He lost the argument and it would have been easy for him now to try to present himself as the sole voice of wisdom that night. Instead, he was honest enough to admit that, to this day, he isn't sure if he was right or not that night. He was emphatic that some form of guarantee was needed. Without it, there would have been the potential for real disaster.

Liquidating Anglo was too dangerous. Trying, as some have suggested, to buy time that night by deferring a decision in the hope of getting EU buy-in for the financial exposure would have been a "big gamble", Cardiff said. At least two of the banks were on the verge of running out of money. There was a very real risk of a run on the banking system.

And while Cardiff at the time favoured nationalising Anglo, he didn't for a second suggest it was any kind of panacea.

The nationalisation of Anglo happened four months later anyway. And given the massive opposition the state encountered when attempting to burn bondholders at different times over the next three years, there's no reason to believe nationalising it in September 2008 would have reduced the exposure to the taxpayer. All the evidence suggests the ECB, not to mention the US treasury, wouldn't have worn it.

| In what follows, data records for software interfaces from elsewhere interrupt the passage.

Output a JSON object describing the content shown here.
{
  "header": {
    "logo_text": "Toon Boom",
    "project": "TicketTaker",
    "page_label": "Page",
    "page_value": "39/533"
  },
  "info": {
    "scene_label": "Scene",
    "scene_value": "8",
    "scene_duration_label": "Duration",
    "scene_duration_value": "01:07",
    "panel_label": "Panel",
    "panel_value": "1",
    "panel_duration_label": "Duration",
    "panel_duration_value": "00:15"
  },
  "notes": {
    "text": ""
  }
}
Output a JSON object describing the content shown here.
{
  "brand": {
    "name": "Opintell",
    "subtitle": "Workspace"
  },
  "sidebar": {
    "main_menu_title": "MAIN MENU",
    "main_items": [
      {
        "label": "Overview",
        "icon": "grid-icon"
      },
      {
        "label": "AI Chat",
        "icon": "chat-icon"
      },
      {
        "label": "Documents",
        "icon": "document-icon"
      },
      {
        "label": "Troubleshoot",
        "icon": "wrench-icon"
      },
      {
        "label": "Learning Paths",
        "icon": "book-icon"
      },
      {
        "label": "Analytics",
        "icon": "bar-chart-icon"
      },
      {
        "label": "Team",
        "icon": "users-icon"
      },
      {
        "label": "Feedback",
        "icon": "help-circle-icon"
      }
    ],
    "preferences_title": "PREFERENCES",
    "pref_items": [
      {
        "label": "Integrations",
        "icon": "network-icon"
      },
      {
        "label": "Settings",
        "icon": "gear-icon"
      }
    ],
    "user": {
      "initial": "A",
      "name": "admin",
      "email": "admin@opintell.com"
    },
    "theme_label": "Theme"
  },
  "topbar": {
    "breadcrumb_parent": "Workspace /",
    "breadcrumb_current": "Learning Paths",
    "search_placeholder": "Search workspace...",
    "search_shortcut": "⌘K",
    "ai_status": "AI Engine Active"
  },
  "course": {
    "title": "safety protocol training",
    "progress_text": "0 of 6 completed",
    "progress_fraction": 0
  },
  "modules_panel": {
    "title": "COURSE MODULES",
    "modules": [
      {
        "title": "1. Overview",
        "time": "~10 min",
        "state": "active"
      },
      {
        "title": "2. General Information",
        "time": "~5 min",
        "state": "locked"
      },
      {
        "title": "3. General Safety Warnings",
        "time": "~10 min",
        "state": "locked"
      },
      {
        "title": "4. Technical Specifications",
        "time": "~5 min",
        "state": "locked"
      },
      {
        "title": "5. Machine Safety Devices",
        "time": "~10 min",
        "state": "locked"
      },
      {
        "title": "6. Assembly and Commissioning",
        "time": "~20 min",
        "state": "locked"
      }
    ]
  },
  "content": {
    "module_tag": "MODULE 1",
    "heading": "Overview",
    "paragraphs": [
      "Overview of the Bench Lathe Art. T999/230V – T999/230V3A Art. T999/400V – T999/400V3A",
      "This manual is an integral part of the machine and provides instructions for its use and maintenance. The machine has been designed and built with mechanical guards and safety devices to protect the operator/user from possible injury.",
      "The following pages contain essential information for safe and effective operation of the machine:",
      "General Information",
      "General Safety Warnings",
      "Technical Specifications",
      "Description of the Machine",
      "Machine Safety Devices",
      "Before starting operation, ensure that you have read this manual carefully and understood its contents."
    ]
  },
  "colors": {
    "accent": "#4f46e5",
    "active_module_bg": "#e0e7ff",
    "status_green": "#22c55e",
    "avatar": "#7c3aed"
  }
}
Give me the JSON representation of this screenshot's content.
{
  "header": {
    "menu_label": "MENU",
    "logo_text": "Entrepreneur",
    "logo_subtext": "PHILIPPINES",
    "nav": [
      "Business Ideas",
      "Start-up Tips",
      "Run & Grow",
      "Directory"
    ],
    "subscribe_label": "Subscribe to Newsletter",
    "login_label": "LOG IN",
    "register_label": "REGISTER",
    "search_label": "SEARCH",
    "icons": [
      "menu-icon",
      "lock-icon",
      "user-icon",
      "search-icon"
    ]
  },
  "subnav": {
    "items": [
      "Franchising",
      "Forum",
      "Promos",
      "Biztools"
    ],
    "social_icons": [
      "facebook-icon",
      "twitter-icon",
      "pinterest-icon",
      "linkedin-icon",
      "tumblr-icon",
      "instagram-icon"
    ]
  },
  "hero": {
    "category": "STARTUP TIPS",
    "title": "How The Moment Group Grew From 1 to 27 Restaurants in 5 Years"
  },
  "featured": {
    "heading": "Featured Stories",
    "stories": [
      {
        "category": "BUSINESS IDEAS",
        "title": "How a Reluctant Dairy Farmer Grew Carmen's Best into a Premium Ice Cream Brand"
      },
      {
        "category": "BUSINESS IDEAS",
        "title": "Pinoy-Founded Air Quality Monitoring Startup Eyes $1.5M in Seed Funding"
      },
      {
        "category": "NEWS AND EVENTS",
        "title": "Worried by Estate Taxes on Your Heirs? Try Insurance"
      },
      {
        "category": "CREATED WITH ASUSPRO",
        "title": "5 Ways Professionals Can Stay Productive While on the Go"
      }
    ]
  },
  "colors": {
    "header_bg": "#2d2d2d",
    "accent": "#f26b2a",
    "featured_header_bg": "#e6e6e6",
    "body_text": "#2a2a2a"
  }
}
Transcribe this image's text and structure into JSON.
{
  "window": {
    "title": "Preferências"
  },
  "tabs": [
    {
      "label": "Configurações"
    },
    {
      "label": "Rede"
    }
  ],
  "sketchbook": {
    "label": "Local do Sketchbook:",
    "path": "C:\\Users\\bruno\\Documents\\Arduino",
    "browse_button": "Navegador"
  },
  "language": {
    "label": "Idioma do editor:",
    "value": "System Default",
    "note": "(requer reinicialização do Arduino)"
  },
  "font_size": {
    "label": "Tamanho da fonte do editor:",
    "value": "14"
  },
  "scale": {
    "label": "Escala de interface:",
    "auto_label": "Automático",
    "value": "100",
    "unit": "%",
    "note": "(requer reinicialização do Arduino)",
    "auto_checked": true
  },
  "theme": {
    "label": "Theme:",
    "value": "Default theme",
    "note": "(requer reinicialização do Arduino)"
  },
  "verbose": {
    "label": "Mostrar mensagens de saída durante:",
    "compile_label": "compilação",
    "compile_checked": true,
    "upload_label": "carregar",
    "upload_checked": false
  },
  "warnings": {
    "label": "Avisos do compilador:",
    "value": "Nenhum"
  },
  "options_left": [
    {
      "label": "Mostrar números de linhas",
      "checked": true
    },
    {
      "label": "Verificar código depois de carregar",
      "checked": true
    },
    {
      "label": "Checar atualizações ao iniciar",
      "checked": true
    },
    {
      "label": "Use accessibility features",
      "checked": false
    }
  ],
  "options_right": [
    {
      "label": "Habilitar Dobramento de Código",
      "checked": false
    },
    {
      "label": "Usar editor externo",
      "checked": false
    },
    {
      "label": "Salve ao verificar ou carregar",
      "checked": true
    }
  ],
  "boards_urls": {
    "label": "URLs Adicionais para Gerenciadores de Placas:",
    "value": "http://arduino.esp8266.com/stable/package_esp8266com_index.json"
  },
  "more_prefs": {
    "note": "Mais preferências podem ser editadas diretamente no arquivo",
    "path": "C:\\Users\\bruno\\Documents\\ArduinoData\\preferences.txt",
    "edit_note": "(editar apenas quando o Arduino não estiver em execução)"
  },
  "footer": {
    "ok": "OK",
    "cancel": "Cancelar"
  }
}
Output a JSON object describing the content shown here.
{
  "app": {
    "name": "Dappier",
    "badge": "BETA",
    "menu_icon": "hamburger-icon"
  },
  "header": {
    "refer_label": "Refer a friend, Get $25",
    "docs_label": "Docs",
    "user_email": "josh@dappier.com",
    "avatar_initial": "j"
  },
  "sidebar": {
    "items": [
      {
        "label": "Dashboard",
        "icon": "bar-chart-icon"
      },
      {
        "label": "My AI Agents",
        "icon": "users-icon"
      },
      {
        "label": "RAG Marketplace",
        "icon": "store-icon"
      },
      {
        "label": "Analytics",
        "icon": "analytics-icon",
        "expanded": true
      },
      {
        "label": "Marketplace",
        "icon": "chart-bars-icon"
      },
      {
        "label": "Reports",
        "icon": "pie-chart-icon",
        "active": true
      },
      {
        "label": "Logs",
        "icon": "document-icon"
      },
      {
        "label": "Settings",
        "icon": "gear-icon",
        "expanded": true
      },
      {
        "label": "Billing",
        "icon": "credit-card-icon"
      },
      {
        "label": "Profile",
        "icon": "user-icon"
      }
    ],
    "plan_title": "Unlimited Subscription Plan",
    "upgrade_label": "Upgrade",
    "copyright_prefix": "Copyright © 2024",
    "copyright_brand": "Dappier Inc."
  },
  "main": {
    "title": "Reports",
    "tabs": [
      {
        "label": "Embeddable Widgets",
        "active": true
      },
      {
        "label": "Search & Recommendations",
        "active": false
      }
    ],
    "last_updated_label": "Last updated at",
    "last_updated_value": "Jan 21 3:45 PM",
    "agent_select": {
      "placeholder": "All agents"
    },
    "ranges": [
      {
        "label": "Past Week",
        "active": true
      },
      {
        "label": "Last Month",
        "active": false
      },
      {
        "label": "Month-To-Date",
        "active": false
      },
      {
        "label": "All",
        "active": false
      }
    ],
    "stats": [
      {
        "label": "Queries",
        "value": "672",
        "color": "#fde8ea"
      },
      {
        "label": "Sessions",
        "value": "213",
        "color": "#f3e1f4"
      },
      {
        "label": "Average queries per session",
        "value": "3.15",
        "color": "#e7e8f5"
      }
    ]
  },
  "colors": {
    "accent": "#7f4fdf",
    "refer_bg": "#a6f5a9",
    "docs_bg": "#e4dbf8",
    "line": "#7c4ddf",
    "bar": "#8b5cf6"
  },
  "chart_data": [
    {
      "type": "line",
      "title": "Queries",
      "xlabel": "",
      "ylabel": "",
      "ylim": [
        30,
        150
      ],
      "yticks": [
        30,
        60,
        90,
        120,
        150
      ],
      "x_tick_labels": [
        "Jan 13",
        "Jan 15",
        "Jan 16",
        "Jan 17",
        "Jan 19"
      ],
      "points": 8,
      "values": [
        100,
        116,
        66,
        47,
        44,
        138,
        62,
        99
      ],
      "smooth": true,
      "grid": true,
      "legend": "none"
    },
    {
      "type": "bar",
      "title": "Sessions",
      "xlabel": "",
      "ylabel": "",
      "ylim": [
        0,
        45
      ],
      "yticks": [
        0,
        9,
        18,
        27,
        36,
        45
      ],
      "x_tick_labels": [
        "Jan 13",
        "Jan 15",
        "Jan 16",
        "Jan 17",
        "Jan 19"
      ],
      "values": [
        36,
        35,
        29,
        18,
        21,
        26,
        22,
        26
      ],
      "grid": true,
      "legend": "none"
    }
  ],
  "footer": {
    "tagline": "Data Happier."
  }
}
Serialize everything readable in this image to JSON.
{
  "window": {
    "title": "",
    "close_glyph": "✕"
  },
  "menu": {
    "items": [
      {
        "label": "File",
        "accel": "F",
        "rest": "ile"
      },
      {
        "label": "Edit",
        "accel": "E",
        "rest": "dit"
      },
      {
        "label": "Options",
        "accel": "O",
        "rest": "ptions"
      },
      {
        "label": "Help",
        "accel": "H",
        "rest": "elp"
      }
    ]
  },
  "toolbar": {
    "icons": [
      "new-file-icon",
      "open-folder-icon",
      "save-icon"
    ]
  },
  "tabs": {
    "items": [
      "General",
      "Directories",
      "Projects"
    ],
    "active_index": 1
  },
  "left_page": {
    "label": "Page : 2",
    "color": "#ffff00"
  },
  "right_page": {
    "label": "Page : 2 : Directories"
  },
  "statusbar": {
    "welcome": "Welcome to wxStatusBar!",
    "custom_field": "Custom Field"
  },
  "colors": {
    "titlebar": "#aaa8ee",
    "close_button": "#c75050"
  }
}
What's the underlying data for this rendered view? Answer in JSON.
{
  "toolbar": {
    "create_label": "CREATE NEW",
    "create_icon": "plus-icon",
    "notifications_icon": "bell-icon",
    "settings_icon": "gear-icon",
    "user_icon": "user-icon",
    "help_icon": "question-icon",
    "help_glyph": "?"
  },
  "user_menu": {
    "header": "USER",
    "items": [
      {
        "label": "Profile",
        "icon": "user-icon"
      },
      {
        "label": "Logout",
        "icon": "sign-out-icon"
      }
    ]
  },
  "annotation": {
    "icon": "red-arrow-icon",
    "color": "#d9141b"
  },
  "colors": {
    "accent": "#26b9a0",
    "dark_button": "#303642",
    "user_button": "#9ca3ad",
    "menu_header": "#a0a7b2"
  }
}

As Cardiff bluntly put it, the meeting on the night of the bank ­guarantee was not about reaching the "right ­solution". It was about picking the "one least likely to lead to disaster". There were no easy ­options. It was too late.

Despite not advocating the guarantee at the time, Cardiff said its introduction held the banking system "together for the best part of a year" in the eye of a "perfect storm". It became "very clear that without the guarantee an awful lot of things could happen that would be even worse than what we had at the time", he said.

It would be nice to think that Cardiff's certainty will change the narrative that surrounds the banking collapse - the narrative that it's all about the night of ­September 29; that a different decision in the wee small hours would have changed everything. But we shouldn't be too hopeful.

A few months back, Patrick Honohan went back into the inquiry to clarify that regardless of what decision had been made that night, 90pc of the cost of the banks' collapse would still have landed at the state's door.

Despite coming from the country's foremost authority on banking, it went almost ignored. In contrast, a few weeks ­earlier, a US banking expert's simplistic assertion that the guarantee turned "a banking crisis into a fiscal crisis" was headline news. The US expert's version fitted the narrative. Honohan's didn't.

The reality is that despite all the focus - not least at the banking ­inquiry - on the guarantee, the real damage was done in the years running up to that point. By September 29, it was too late to save the banking system without a massive injection of capital.

The only question then was who was going to finance that. Nothing has happened in the intervening seven years to suggest it was ever going to be anybody other than the Irish taxpayer.

We know that. Just as we know the government was pushed "quite hard" (to use Cardiff's terminology) into the bailout in 2010. And just as we know the ECB did a good deal more than simply giving us advice on not burning bondholders.

It's been obvious for years what happened. Two governments tried to burn bondholders and pulled back. They pulled back for a reason - the people paying the piper were calling the tune.

We don't need a banking inquiry to tell us that. The inquiry may or may not be a worthwhile exercise. It will produce plenty of column inches as the likes of Neary, Cardiff and then Ahern and Cowen troop in to give evidence.

But will it tell us much more that we don't already know from the Nyberg Report?

It is, of course, vital that we learn the lessons of the country's folly during the boom. We need to make sure it never happens again.

However, that means properly focusing on the six-year period leading up to 2008 and what went wrong. If we continue to blindly follow the ­narrative of the night of the guarantee being at the root of all our problems, then there's little or no change of learning ­anything from the crash.

Shane Coleman presents the Sunday Show at 10am on Newstalk.com

Sunday Independent